She said that her future father-in-law went with her, to be safe. When they arrived at the Turner Close home, the homeowner answered the door in scrubs. She said they became anxious when the man refused to let the fiance's father stay with Roush while she modeled for the man, who wanted to do the painting in a room upstairs.
"He said, 'You guys can come see it. There's nothing I'm hiding in there,' " she recalled. "I'm (thinking) like 'No thank you. You're not locking me upstairs.'"
Roush said her fiance's father threatened to call the police. The man told the two to leave, giving them $40 for gas money.

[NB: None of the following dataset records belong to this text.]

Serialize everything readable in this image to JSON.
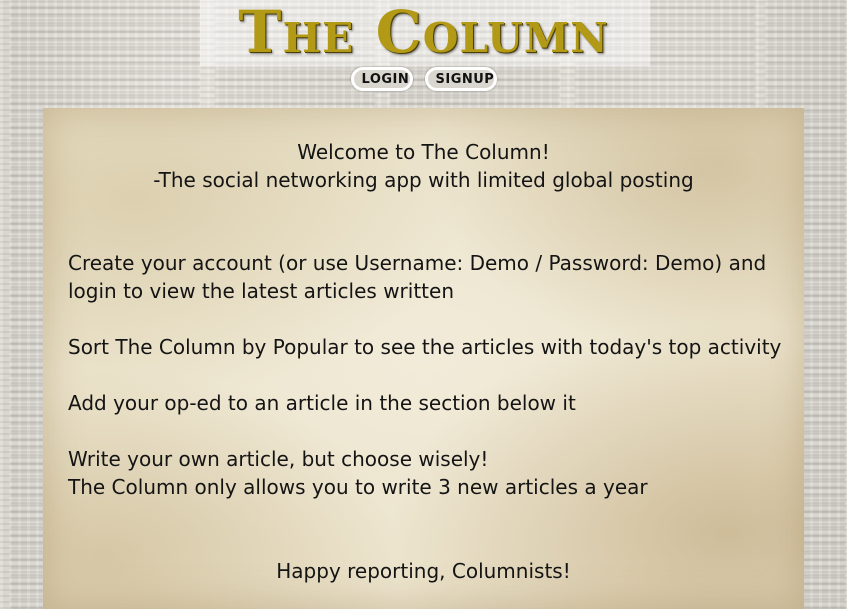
{
  "header": {
    "logo_text": "The Column",
    "login_label": "LOGIN",
    "signup_label": "SIGNUP"
  },
  "welcome": {
    "title": "Welcome to The Column!",
    "tagline": "-The social networking app with limited global posting"
  },
  "instructions": [
    "Create your account (or use Username: Demo / Password: Demo) and login to view the latest articles written",
    "Sort The Column by Popular to see the articles with today's top activity",
    "Add your op-ed to an article in the section below it",
    "Write your own article, but choose wisely!",
    "The Column only allows you to write 3 new articles a year"
  ],
  "signoff": "Happy reporting, Columnists!",
  "colors": {
    "logo_gold": "#b39a16",
    "paper": "#ece4cd",
    "button_bg": "#d9d6cf"
  }
}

Roush said her father-in-law called police from outside, watching the man leave his home and return later. Roush said they met police when they arrived and when officers knocked on the door, the man did not respond.
Another 911 call that came from the house, records show, was placed in September 2010 by the homeowner. He said he had invited a woman into his home and that she stole his TV and other items.
"I think she set me up or something," he said in the call.
The sheriff's office would not say how the house on Turner Close might be connected to Ballman's disappearance, and the warrant authorizing the search has been sealed by a Franklin County judge.
Deanna Ballman had just moved back to central Ohio from Colorado after leaving her husband, family and friends have said. Her husband, reached by phone this week, declined to comment.
The Colorado Army National Guard has said Ballman was a supply specialist with the 220th Military Police and was transferring to an Ohio unit.
Using information from Ballman's cellphone company, investigators tracked her phone to Hampsted Village, specifically to a pond near a bike path. The company said it believed the phone was within a 1,000-foot radius of that spot, Pataskala Police Chief Bruce Brooks said.
The New Albany Police Department assisted in the search for Ballman after she was reported missing and a signal from her cell phone was recovered within 1,000 feet of the Hampsted Village subdivision, part of which is in New Albany.
New Albany Police Chief Mark Chaney said New Albany police assisted other departments in searching for Ballman's phone.
As many as 100 people searched for the phone, which had not been recovered as of ThisWeek's press time.
"We still do not know where her phone is," Chaney said.
He said New Albany police officers have not been involved in the investigation since the search for the phone concluded.
ThisWeek New Albany News reporter Lori Wince and Dispatch reporter Lori Kurtzman contributed to this story.